Task details ▸
Repeat each record word for word. Leave nothing out.

Web page and app entries:
---+---

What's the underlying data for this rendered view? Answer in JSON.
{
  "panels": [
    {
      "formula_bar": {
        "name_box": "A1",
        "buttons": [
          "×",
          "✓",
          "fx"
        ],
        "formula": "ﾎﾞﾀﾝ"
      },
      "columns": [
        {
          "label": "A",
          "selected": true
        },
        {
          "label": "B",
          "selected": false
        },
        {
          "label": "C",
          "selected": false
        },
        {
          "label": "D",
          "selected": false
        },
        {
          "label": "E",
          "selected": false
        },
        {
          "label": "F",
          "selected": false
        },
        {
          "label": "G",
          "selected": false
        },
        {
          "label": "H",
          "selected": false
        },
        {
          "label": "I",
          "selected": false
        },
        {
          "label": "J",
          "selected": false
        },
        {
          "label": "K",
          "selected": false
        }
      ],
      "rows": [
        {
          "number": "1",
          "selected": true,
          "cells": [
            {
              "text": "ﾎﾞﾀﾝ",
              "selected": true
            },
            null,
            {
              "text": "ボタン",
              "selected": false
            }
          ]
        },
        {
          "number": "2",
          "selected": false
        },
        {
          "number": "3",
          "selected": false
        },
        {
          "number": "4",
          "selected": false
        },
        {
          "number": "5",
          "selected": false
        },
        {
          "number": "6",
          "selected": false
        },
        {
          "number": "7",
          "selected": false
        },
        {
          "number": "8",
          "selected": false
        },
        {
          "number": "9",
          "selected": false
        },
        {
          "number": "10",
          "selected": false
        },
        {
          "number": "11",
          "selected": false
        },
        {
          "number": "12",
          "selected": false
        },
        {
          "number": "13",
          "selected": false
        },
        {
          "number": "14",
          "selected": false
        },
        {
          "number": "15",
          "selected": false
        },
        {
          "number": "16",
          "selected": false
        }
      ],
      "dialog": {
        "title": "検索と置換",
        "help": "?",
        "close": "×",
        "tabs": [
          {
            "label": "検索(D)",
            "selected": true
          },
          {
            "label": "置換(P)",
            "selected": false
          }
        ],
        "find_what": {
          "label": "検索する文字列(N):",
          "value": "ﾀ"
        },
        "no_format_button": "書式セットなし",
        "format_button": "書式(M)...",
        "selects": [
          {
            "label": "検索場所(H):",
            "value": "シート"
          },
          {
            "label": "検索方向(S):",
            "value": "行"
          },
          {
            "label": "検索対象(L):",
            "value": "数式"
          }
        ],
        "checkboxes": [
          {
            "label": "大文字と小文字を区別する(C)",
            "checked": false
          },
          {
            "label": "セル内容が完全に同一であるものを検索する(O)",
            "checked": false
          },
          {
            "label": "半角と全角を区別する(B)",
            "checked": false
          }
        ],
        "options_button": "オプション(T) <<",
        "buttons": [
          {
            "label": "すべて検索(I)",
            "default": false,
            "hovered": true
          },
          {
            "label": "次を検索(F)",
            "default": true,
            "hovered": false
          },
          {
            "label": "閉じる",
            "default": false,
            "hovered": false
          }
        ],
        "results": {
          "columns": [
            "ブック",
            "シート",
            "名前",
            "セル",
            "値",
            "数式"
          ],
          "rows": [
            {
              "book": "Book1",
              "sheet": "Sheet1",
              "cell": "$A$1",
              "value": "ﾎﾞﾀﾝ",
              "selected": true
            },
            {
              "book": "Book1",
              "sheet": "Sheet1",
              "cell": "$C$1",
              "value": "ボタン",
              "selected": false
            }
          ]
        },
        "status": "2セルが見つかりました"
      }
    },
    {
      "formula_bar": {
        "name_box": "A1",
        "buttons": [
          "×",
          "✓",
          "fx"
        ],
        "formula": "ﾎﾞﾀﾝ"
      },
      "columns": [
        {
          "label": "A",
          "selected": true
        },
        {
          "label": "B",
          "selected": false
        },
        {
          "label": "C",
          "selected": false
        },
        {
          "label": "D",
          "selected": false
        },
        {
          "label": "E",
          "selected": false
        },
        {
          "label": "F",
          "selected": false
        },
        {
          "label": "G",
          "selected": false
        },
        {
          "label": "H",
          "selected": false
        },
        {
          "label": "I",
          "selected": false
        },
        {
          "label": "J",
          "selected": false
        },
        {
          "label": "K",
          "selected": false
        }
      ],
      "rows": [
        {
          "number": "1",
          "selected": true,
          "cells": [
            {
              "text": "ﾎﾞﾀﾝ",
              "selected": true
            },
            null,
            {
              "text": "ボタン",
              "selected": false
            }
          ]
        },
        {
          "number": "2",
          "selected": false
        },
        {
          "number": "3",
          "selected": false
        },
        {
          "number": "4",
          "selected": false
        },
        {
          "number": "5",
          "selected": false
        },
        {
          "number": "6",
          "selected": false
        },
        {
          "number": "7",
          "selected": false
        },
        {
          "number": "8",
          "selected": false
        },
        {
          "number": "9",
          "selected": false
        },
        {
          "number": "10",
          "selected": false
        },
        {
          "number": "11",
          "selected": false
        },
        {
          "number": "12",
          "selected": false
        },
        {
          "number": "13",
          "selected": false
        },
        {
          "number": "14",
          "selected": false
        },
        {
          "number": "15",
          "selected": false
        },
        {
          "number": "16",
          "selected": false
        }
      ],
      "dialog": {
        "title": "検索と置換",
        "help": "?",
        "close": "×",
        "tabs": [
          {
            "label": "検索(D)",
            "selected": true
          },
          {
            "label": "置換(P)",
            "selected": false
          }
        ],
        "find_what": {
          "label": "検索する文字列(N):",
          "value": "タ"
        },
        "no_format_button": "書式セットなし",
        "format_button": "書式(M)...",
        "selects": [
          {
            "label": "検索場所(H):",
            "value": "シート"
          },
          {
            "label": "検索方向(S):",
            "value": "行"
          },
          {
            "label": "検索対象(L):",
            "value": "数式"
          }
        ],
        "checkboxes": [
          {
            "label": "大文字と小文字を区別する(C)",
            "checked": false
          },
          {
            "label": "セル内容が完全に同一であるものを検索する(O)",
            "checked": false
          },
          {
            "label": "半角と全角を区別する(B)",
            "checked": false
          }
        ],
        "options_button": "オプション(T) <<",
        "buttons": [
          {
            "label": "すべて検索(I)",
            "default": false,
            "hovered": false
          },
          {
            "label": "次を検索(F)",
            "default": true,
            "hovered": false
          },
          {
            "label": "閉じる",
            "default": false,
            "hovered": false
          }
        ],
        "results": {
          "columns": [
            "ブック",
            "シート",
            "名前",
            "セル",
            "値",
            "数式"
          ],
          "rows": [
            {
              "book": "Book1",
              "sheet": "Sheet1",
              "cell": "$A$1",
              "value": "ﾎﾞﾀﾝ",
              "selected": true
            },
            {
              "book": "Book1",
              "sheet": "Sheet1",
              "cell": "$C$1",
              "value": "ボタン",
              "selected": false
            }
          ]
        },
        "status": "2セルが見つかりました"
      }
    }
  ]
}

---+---

Solution ▸
What's the underlying data for this rendered view? Answer in JSON.
{
  "panels": [
    {
      "formula_bar": {
        "name_box": "A1",
        "buttons": [
          "×",
          "✓",
          "fx"
        ],
        "formula": "ﾎﾞﾀﾝ"
      },
      "columns": [
        {
          "label": "A",
          "selected": true
        },
        {
          "label": "B",
          "selected": false
        },
        {
          "label": "C",
          "selected": false
        },
        {
          "label": "D",
          "selected": false
        },
        {
          "label": "E",
          "selected": false
        },
        {
          "label": "F",
          "selected": false
        },
        {
          "label": "G",
          "selected": false
        },
        {
          "label": "H",
          "selected": false
        },
        {
          "label": "I",
          "selected": false
        },
        {
          "label": "J",
          "selected": false
        },
        {
          "label": "K",
          "selected": false
        }
      ],
      "rows": [
        {
          "number": "1",
          "selected": true,
          "cells": [
            {
              "text": "ﾎﾞﾀﾝ",
              "selected": true
            },
            null,
            {
              "text": "ボタン",
              "selected": false
            }
          ]
        },
        {
          "number": "2",
          "selected": false
        },
        {
          "number": "3",
          "selected": false
        },
        {
          "number": "4",
          "selected": false
        },
        {
          "number": "5",
          "selected": false
        },
        {
          "number": "6",
          "selected": false
        },
        {
          "number": "7",
          "selected": false
        },
        {
          "number": "8",
          "selected": false
        },
        {
          "number": "9",
          "selected": false
        },
        {
          "number": "10",
          "selected": false
        },
        {
          "number": "11",
          "selected": false
        },
        {
          "number": "12",
          "selected": false
        },
        {
          "number": "13",
          "selected": false
        },
        {
          "number": "14",
          "selected": false
        },
        {
          "number": "15",
          "selected": false
        },
        {
          "number": "16",
          "selected": false
        }
      ],
      "dialog": {
        "title": "検索と置換",
        "help": "?",
        "close": "×",
        "tabs": [
          {
            "label": "検索(D)",
            "selected": true
          },
          {
            "label": "置換(P)",
            "selected": false
          }
        ],
        "find_what": {
          "label": "検索する文字列(N):",
          "value": "ﾀ"
        },
        "no_format_button": "書式セットなし",
        "format_button": "書式(M)...",
        "selects": [
          {
            "label": "検索場所(H):",
            "value": "シート"
          },
          {
            "label": "検索方向(S):",
            "value": "行"
          },
          {
            "label": "検索対象(L):",
            "value": "数式"
          }
        ],
        "checkboxes": [
          {
            "label": "大文字と小文字を区別する(C)",
            "checked": false
          },
          {
            "label": "セル内容が完全に同一であるものを検索する(O)",
            "checked": false
          },
          {
            "label": "半角と全角を区別する(B)",
            "checked": false
          }
        ],
        "options_button": "オプション(T) <<",
        "buttons": [
          {
            "label": "すべて検索(I)",
            "default": false,
            "hovered": true
          },
          {
            "label": "次を検索(F)",
            "default": true,
            "hovered": false
          },
          {
            "label": "閉じる",
            "default": false,
            "hovered": false
          }
        ],
        "results": {
          "columns": [
            "ブック",
            "シート",
            "名前",
            "セル",
            "値",
            "数式"
          ],
          "rows": [
            {
              "book": "Book1",
              "sheet": "Sheet1",
              "cell": "$A$1",
              "value": "ﾎﾞﾀﾝ",
              "selected": true
            },
            {
              "book": "Book1",
              "sheet": "Sheet1",
              "cell": "$C$1",
              "value": "ボタン",
              "selected": false
            }
          ]
        },
        "status": "2セルが見つかりました"
      }
    },
    {
      "formula_bar": {
        "name_box": "A1",
        "buttons": [
          "×",
          "✓",
          "fx"
        ],
        "formula": "ﾎﾞﾀﾝ"
      },
      "columns": [
        {
          "label": "A",
          "selected": true
        },
        {
          "label": "B",
          "selected": false
        },
        {
          "label": "C",
          "selected": false
        },
        {
          "label": "D",
          "selected": false
        },
        {
          "label": "E",
          "selected": false
        },
        {
          "label": "F",
          "selected": false
        },
        {
          "label": "G",
          "selected": false
        },
        {
          "label": "H",
          "selected": false
        },
        {
          "label": "I",
          "selected": false
        },
        {
          "label": "J",
          "selected": false
        },
        {
          "label": "K",
          "selected": false
        }
      ],
      "rows": [
        {
          "number": "1",
          "selected": true,
          "cells": [
            {
              "text": "ﾎﾞﾀﾝ",
              "selected": true
            },
            null,
            {
              "text": "ボタン",
              "selected": false
            }
          ]
        },
        {
          "number": "2",
          "selected": false
        },
        {
          "number": "3",
          "selected": false
        },
        {
          "number": "4",
          "selected": false
        },
        {
          "number": "5",
          "selected": false
        },
        {
          "number": "6",
          "selected": false
        },
        {
          "number": "7",
          "selected": false
        },
        {
          "number": "8",
          "selected": false
        },
        {
          "number": "9",
          "selected": false
        },
        {
          "number": "10",
          "selected": false
        },
        {
          "number": "11",
          "selected": false
        },
        {
          "number": "12",
          "selected": false
        },
        {
          "number": "13",
          "selected": false
        },
        {
          "number": "14",
          "selected": false
        },
        {
          "number": "15",
          "selected": false
        },
        {
          "number": "16",
          "selected": false
        }
      ],
      "dialog": {
        "title": "検索と置換",
        "help": "?",
        "close": "×",
        "tabs": [
          {
            "label": "検索(D)",
            "selected": true
          },
          {
            "label": "置換(P)",
            "selected": false
          }
        ],
        "find_what": {
          "label": "検索する文字列(N):",
          "value": "タ"
        },
        "no_format_button": "書式セットなし",
        "format_button": "書式(M)...",
        "selects": [
          {
            "label": "検索場所(H):",
            "value": "シート"
          },
          {
            "label": "検索方向(S):",
            "value": "行"
          },
          {
            "label": "検索対象(L):",
            "value": "数式"
          }
        ],
        "checkboxes": [
          {
            "label": "大文字と小文字を区別する(C)",
            "checked": false
          },
          {
            "label": "セル内容が完全に同一であるものを検索する(O)",
            "checked": false
          },
          {
            "label": "半角と全角を区別する(B)",
            "checked": false
          }
        ],
        "options_button": "オプション(T) <<",
        "buttons": [
          {
            "label": "すべて検索(I)",
            "default": false,
            "hovered": false
          },
          {
            "label": "次を検索(F)",
            "default": true,
            "hovered": false
          },
          {
            "label": "閉じる",
            "default": false,
            "hovered": false
          }
        ],
        "results": {
          "columns": [
            "ブック",
            "シート",
            "名前",
            "セル",
            "値",
            "数式"
          ],
          "rows": [
            {
              "book": "Book1",
              "sheet": "Sheet1",
              "cell": "$A$1",
              "value": "ﾎﾞﾀﾝ",
              "selected": true
            },
            {
              "book": "Book1",
              "sheet": "Sheet1",
              "cell": "$C$1",
              "value": "ボタン",
              "selected": false
            }
          ]
        },
        "status": "2セルが見つかりました"
      }
    }
  ]
}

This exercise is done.